[MATERIAL SHOWN — start]

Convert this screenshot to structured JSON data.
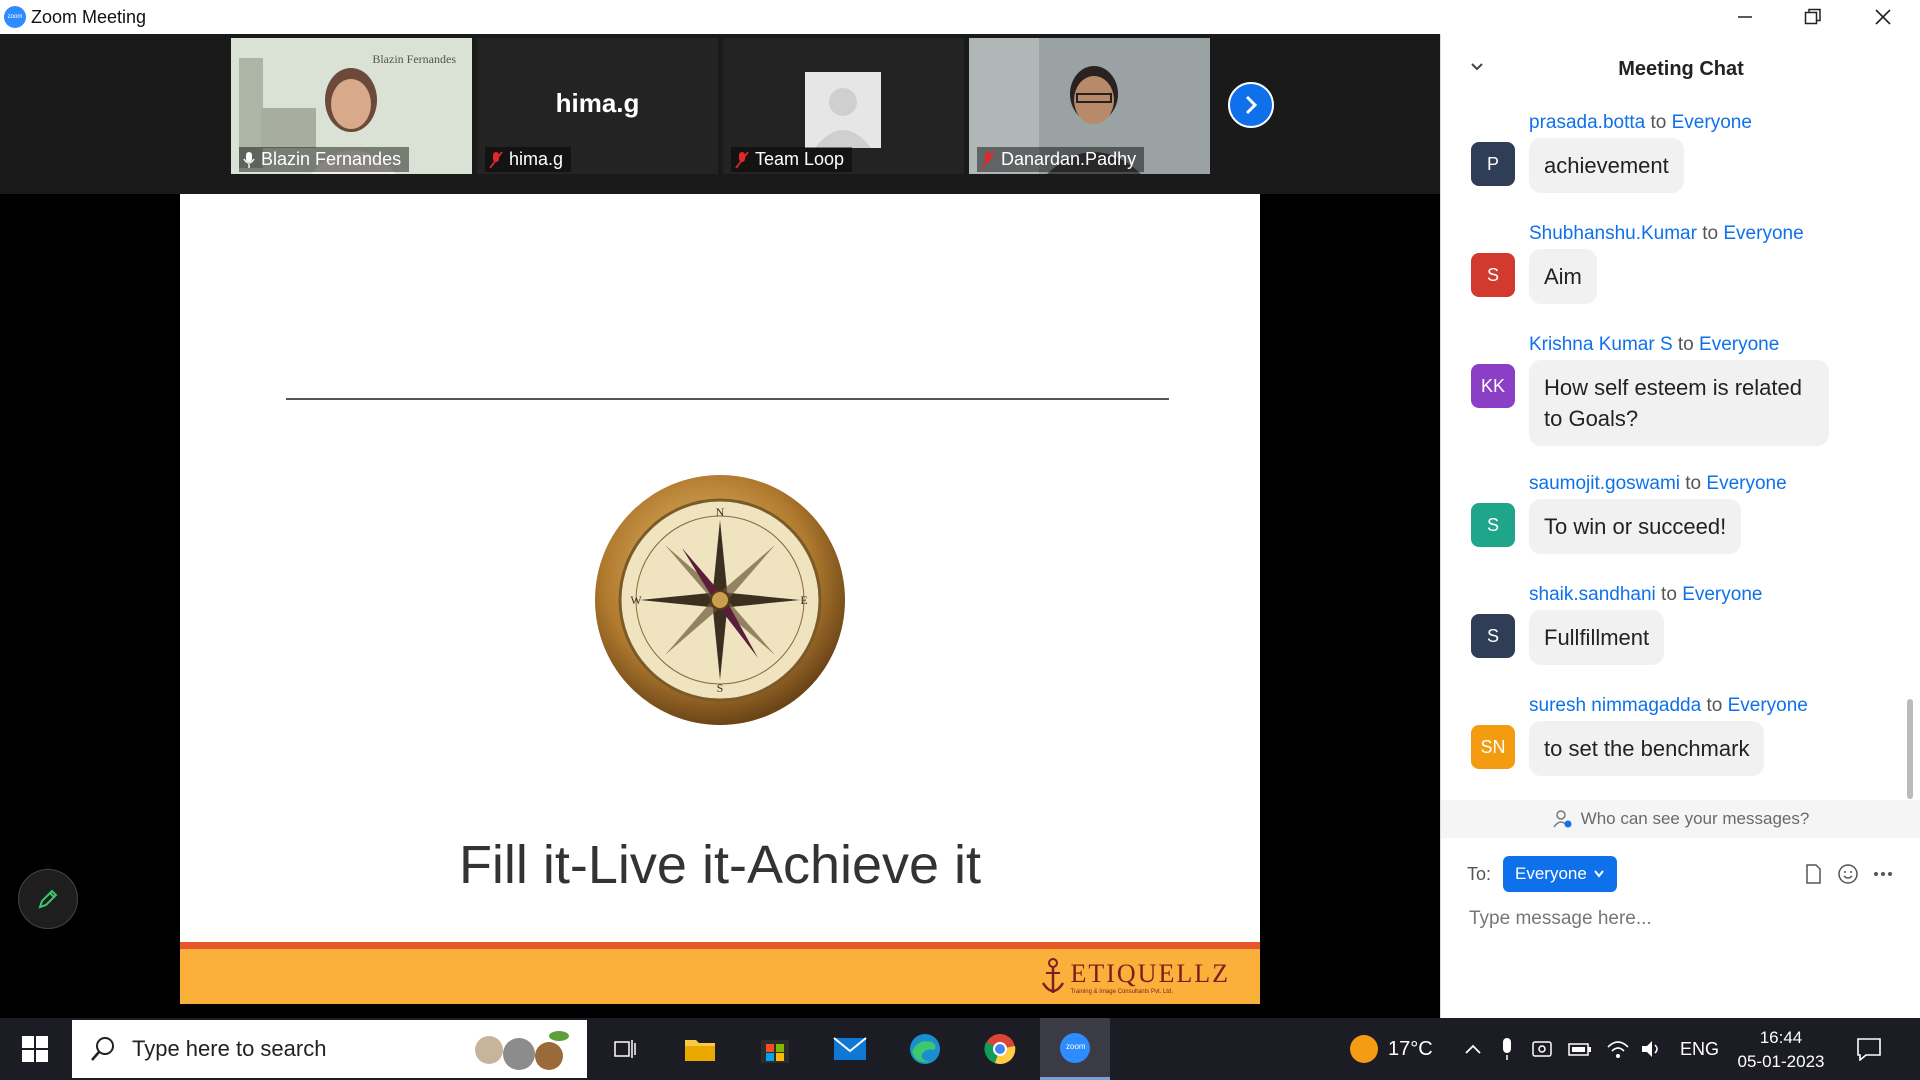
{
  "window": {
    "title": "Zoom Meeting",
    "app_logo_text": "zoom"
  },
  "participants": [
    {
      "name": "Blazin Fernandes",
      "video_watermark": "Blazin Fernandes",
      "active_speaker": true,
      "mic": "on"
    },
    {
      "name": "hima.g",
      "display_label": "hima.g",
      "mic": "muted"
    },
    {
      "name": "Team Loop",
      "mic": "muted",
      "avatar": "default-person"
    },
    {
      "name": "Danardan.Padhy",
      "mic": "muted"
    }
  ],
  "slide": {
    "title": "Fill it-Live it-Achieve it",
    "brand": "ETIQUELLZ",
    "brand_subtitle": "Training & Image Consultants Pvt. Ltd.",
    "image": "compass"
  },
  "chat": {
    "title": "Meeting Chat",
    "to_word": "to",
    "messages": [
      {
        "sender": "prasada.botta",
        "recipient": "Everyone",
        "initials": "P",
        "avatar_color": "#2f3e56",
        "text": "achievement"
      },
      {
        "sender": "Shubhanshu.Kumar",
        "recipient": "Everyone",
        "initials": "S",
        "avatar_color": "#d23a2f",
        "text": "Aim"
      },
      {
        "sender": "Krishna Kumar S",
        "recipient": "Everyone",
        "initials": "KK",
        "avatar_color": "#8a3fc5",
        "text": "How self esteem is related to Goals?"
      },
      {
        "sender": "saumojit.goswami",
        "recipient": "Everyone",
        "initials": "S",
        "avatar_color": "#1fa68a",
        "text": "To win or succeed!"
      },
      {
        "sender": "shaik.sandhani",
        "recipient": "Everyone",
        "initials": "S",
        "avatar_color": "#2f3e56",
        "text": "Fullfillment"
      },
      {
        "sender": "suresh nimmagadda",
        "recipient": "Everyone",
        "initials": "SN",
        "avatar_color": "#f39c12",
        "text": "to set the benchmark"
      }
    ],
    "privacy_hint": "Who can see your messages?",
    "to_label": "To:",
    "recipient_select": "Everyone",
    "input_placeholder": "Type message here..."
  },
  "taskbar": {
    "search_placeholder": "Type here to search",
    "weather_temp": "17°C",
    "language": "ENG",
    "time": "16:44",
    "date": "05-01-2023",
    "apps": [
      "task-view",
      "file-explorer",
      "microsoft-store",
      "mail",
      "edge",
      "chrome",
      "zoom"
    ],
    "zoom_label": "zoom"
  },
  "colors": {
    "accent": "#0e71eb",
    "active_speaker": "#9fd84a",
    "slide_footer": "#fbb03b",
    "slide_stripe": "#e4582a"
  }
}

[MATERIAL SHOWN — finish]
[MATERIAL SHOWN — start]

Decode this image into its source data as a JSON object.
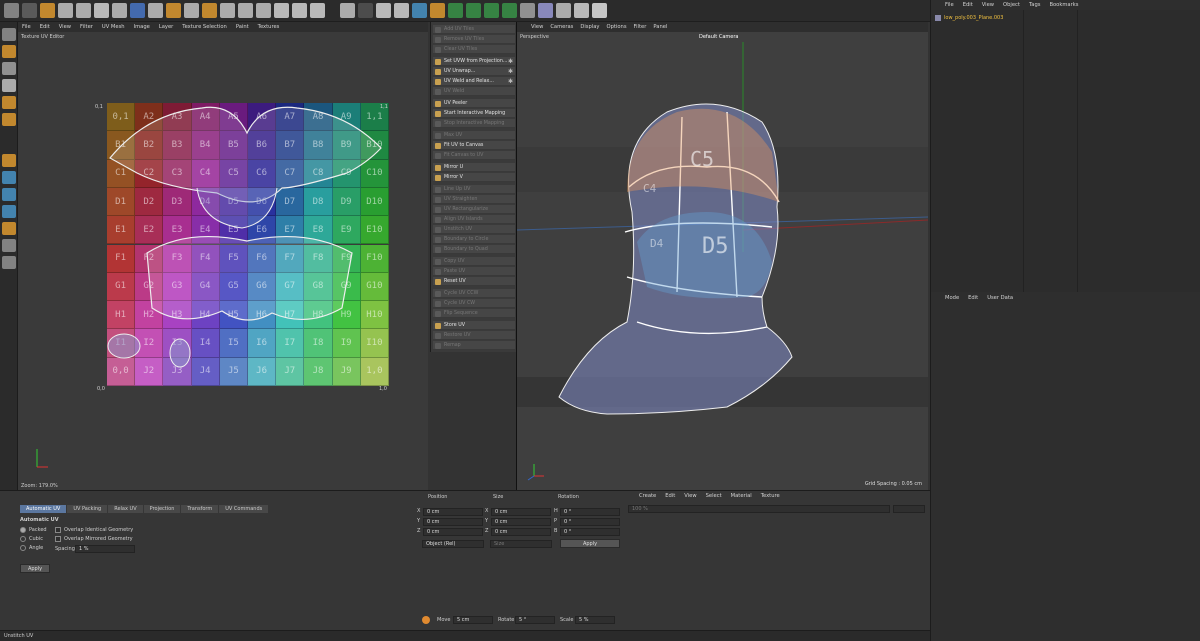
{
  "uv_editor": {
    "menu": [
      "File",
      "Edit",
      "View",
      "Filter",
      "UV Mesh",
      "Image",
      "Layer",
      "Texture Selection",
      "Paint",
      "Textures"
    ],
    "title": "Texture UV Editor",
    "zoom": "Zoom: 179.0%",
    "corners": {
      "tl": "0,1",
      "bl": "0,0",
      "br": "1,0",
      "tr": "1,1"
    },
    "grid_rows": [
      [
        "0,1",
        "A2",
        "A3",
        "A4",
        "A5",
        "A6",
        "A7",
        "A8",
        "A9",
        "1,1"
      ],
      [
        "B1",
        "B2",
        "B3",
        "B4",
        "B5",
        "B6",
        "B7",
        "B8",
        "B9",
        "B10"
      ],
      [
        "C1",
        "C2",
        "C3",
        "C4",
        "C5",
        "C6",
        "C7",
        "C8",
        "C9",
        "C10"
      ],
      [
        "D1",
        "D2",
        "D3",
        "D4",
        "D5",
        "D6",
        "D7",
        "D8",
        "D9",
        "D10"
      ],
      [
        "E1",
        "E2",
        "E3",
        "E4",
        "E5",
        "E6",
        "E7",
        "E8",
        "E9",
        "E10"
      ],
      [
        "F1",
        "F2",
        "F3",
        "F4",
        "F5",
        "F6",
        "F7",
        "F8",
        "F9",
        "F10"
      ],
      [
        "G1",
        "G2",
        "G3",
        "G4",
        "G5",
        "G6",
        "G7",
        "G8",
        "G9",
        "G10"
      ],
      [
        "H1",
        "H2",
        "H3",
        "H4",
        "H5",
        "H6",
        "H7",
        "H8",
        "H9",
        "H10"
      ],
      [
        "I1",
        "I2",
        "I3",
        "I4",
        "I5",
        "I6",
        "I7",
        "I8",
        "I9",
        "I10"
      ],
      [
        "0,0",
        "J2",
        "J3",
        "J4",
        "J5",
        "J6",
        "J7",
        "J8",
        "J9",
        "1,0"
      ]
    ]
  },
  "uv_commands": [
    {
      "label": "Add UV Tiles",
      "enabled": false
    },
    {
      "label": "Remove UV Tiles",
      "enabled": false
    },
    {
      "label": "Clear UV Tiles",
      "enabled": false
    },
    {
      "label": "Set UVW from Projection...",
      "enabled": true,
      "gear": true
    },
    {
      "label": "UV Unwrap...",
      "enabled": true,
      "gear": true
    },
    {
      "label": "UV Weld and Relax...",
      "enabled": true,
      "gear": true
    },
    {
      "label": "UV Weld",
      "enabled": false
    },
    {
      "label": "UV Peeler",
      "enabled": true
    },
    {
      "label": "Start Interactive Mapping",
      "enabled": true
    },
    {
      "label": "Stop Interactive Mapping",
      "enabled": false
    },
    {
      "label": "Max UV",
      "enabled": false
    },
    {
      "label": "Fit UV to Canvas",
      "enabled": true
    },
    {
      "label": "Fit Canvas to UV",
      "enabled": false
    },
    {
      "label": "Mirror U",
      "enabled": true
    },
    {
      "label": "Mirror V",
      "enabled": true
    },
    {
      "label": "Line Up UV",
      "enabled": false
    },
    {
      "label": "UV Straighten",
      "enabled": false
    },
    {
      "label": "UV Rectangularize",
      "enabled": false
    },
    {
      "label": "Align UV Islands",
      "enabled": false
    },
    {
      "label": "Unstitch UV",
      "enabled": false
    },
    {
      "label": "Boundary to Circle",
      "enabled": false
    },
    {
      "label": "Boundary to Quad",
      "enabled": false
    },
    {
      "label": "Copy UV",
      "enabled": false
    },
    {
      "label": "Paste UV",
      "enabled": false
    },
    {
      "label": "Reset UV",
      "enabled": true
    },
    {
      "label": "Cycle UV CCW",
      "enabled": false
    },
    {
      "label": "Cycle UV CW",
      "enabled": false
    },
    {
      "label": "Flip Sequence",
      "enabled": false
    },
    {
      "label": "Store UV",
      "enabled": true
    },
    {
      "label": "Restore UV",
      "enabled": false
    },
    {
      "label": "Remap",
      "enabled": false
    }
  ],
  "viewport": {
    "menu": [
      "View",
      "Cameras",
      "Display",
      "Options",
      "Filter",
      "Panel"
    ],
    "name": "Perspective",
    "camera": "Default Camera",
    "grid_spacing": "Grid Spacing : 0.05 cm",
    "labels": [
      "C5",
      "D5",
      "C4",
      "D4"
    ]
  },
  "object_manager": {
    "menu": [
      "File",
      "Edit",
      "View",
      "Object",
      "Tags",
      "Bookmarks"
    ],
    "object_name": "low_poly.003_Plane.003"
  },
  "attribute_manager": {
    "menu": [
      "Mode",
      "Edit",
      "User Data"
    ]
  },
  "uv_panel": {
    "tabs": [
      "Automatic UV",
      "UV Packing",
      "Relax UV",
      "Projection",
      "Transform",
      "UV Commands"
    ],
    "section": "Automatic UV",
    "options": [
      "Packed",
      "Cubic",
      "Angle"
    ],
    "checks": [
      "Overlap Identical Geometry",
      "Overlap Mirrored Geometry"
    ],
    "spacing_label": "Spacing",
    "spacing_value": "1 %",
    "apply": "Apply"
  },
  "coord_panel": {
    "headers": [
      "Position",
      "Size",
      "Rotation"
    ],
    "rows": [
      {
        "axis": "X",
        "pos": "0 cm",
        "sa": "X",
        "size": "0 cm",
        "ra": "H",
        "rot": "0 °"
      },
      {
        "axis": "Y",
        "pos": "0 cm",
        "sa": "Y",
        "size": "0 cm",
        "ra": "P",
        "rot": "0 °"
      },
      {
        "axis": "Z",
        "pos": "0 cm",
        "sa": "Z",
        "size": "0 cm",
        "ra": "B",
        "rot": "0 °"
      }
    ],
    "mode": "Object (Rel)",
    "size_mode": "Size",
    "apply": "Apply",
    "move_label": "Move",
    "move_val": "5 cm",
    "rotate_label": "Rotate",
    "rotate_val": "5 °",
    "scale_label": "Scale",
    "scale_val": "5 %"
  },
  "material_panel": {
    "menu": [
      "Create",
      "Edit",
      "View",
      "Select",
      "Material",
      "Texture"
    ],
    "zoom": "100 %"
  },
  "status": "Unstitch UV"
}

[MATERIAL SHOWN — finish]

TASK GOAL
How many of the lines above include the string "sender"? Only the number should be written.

RESPONSE
6